• **Supplied records**:
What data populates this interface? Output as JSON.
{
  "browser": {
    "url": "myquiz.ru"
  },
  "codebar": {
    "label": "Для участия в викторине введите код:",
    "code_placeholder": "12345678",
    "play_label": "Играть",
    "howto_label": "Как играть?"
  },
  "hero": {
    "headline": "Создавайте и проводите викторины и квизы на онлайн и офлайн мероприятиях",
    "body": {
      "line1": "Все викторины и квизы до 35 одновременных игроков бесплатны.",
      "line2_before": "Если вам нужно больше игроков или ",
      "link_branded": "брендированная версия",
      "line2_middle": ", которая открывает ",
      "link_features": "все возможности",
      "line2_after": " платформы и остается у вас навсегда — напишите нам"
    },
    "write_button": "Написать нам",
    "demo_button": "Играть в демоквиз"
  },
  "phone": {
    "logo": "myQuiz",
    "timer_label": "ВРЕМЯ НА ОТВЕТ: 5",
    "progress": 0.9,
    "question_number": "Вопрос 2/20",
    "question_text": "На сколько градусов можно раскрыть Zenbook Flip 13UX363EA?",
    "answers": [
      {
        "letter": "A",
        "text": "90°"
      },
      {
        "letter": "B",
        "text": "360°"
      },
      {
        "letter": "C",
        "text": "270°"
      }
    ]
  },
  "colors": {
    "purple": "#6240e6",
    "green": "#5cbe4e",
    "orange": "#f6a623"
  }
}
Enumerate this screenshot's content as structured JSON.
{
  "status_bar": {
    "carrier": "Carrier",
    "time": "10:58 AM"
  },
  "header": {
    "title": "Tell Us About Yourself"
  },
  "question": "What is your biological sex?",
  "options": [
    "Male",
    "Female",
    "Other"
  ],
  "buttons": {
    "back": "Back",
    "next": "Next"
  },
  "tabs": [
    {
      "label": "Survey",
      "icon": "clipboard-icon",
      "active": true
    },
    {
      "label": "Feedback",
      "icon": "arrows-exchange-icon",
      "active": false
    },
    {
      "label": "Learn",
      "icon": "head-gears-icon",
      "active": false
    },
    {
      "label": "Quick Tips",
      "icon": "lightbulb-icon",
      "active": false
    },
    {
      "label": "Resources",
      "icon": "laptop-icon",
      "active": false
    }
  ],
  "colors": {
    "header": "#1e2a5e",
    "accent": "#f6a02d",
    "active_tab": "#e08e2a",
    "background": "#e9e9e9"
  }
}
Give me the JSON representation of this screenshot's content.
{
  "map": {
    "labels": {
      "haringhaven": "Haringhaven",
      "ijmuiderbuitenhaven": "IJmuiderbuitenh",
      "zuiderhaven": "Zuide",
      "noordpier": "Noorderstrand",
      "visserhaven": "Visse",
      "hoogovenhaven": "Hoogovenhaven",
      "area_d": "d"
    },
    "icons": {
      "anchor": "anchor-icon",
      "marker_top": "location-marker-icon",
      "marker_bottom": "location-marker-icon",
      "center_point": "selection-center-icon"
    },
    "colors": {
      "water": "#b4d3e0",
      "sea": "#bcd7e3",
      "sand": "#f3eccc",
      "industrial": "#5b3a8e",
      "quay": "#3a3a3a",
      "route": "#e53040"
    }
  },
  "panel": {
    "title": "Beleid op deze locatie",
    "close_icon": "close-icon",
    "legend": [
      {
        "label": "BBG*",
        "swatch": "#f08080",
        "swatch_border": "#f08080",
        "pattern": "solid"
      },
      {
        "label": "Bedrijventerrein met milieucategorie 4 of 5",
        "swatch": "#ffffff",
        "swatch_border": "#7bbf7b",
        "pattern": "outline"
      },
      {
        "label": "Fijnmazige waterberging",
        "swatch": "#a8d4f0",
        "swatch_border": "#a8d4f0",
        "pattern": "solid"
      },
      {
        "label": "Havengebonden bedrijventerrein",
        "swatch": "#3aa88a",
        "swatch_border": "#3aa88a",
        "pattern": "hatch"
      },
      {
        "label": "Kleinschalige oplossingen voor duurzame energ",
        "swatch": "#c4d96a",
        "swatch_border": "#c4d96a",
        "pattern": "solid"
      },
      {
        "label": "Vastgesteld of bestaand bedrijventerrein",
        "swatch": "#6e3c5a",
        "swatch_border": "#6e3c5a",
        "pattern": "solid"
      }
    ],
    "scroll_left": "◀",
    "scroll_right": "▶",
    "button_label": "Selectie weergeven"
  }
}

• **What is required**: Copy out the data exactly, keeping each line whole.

• **Your response**:
What data populates this interface? Output as JSON.
{
  "browser": {
    "url": "myquiz.ru"
  },
  "codebar": {
    "label": "Для участия в викторине введите код:",
    "code_placeholder": "12345678",
    "play_label": "Играть",
    "howto_label": "Как играть?"
  },
  "hero": {
    "headline": "Создавайте и проводите викторины и квизы на онлайн и офлайн мероприятиях",
    "body": {
      "line1": "Все викторины и квизы до 35 одновременных игроков бесплатны.",
      "line2_before": "Если вам нужно больше игроков или ",
      "link_branded": "брендированная версия",
      "line2_middle": ", которая открывает ",
      "link_features": "все возможности",
      "line2_after": " платформы и остается у вас навсегда — напишите нам"
    },
    "write_button": "Написать нам",
    "demo_button": "Играть в демоквиз"
  },
  "phone": {
    "logo": "myQuiz",
    "timer_label": "ВРЕМЯ НА ОТВЕТ: 5",
    "progress": 0.9,
    "question_number": "Вопрос 2/20",
    "question_text": "На сколько градусов можно раскрыть Zenbook Flip 13UX363EA?",
    "answers": [
      {
        "letter": "A",
        "text": "90°"
      },
      {
        "letter": "B",
        "text": "360°"
      },
      {
        "letter": "C",
        "text": "270°"
      }
    ]
  },
  "colors": {
    "purple": "#6240e6",
    "green": "#5cbe4e",
    "orange": "#f6a623"
  }
}
Enumerate this screenshot's content as structured JSON.
{
  "status_bar": {
    "carrier": "Carrier",
    "time": "10:58 AM"
  },
  "header": {
    "title": "Tell Us About Yourself"
  },
  "question": "What is your biological sex?",
  "options": [
    "Male",
    "Female",
    "Other"
  ],
  "buttons": {
    "back": "Back",
    "next": "Next"
  },
  "tabs": [
    {
      "label": "Survey",
      "icon": "clipboard-icon",
      "active": true
    },
    {
      "label": "Feedback",
      "icon": "arrows-exchange-icon",
      "active": false
    },
    {
      "label": "Learn",
      "icon": "head-gears-icon",
      "active": false
    },
    {
      "label": "Quick Tips",
      "icon": "lightbulb-icon",
      "active": false
    },
    {
      "label": "Resources",
      "icon": "laptop-icon",
      "active": false
    }
  ],
  "colors": {
    "header": "#1e2a5e",
    "accent": "#f6a02d",
    "active_tab": "#e08e2a",
    "background": "#e9e9e9"
  }
}
Give me the JSON representation of this screenshot's content.
{
  "map": {
    "labels": {
      "haringhaven": "Haringhaven",
      "ijmuiderbuitenhaven": "IJmuiderbuitenh",
      "zuiderhaven": "Zuide",
      "noordpier": "Noorderstrand",
      "visserhaven": "Visse",
      "hoogovenhaven": "Hoogovenhaven",
      "area_d": "d"
    },
    "icons": {
      "anchor": "anchor-icon",
      "marker_top": "location-marker-icon",
      "marker_bottom": "location-marker-icon",
      "center_point": "selection-center-icon"
    },
    "colors": {
      "water": "#b4d3e0",
      "sea": "#bcd7e3",
      "sand": "#f3eccc",
      "industrial": "#5b3a8e",
      "quay": "#3a3a3a",
      "route": "#e53040"
    }
  },
  "panel": {
    "title": "Beleid op deze locatie",
    "close_icon": "close-icon",
    "legend": [
      {
        "label": "BBG*",
        "swatch": "#f08080",
        "swatch_border": "#f08080",
        "pattern": "solid"
      },
      {
        "label": "Bedrijventerrein met milieucategorie 4 of 5",
        "swatch": "#ffffff",
        "swatch_border": "#7bbf7b",
        "pattern": "outline"
      },
      {
        "label": "Fijnmazige waterberging",
        "swatch": "#a8d4f0",
        "swatch_border": "#a8d4f0",
        "pattern": "solid"
      },
      {
        "label": "Havengebonden bedrijventerrein",
        "swatch": "#3aa88a",
        "swatch_border": "#3aa88a",
        "pattern": "hatch"
      },
      {
        "label": "Kleinschalige oplossingen voor duurzame energ",
        "swatch": "#c4d96a",
        "swatch_border": "#c4d96a",
        "pattern": "solid"
      },
      {
        "label": "Vastgesteld of bestaand bedrijventerrein",
        "swatch": "#6e3c5a",
        "swatch_border": "#6e3c5a",
        "pattern": "solid"
      }
    ],
    "scroll_left": "◀",
    "scroll_right": "▶",
    "button_label": "Selectie weergeven"
  }
}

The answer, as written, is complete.